Exercise aim:
In the entries below, find the lines that contain the word "Banded" and copy them.

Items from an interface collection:
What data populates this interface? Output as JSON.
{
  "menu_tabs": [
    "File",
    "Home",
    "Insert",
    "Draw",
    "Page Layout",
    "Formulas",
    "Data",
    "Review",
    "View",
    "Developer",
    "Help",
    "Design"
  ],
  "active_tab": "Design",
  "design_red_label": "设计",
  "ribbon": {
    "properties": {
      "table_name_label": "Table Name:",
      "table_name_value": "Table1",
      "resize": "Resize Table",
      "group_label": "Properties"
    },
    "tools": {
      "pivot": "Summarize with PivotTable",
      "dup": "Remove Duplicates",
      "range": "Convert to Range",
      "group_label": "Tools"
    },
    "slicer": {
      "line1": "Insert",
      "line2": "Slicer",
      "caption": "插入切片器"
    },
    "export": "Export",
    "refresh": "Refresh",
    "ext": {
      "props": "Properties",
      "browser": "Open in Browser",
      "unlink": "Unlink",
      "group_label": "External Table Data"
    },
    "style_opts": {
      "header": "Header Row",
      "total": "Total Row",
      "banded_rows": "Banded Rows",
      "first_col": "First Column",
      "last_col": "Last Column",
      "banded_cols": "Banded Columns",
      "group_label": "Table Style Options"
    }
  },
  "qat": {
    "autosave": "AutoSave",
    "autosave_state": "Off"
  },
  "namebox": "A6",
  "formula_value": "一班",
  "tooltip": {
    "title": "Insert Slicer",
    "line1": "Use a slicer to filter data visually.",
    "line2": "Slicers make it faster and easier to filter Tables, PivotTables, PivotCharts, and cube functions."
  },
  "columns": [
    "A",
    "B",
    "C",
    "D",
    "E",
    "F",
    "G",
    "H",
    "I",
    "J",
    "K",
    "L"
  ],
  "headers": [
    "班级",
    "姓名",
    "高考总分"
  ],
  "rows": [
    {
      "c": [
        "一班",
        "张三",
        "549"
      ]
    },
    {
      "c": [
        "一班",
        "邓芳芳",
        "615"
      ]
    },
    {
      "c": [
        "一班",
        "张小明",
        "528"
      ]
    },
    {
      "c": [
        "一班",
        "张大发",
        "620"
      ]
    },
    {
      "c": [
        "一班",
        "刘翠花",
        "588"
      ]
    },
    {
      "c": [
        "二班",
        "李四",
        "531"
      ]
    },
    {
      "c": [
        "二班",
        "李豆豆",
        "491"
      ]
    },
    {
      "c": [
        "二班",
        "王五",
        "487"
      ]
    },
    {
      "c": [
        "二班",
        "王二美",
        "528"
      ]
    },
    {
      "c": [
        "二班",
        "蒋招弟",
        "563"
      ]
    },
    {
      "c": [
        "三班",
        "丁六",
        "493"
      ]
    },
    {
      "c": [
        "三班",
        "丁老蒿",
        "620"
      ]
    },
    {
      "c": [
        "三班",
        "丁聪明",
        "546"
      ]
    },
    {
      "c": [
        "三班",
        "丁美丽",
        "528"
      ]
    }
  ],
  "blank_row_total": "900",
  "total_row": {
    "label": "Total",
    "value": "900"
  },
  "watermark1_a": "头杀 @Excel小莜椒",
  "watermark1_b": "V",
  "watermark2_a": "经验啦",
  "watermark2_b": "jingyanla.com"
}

Solution below:
      "banded_rows": "Banded Rows",
      "banded_cols": "Banded Columns",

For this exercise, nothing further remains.